When these inexplicable explosions were first observed in the 1960′s, scientists had little idea about what they were; they were simply way too energetic to be supernovae.
But a GRB is a very different creature to an ‘average' supernova. Via a mechanism that is poorly understood, intense narrow jets of hot plasma are blasted from the dead star's rotational axis. Intense radiation is also produced. If one of those jets are pointing directly at Earth, we'll see an explosion that seems too powerful to be a supernova. That's a gamma-ray burst.
But how is the energy concentrated into a beam - akin to the beam of light emitted by a lighthouse?
According to magnetar theory, when a massive star goes supernova and a magnetar is created, the rapidly spinning and powerful magnetic field of the object will churn up material nearby, drag it in and then blast powerful jets of hot plasma out from the poles.
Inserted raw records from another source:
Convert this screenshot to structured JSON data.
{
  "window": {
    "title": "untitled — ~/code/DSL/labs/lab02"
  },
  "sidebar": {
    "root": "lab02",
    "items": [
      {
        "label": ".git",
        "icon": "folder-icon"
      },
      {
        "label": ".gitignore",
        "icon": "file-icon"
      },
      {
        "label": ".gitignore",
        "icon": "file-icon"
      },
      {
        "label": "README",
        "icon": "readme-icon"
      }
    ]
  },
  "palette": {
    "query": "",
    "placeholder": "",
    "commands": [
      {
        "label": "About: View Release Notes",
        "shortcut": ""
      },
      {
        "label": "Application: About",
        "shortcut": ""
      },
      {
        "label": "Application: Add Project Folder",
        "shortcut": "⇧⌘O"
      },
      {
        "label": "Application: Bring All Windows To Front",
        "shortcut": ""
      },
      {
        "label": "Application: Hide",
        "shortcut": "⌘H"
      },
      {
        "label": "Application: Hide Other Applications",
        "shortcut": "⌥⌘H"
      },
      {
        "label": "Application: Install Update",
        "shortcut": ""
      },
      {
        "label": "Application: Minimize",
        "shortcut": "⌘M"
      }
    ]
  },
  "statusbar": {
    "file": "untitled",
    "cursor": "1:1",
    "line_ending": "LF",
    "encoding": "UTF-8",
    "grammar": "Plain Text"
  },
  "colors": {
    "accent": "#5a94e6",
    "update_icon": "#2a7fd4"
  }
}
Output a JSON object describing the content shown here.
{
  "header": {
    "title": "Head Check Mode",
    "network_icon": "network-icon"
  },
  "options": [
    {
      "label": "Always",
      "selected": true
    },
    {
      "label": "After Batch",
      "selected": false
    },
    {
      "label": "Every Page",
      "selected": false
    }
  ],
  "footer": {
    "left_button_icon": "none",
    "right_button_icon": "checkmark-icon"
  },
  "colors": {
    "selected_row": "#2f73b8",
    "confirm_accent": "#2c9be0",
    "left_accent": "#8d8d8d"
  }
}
However, there's another possible GRB mechanism that could generate these powerful jets. If a black hole is created from a collapsed star, it might also stir up surrounding matter, generate jets, firing intense radiation from its poles.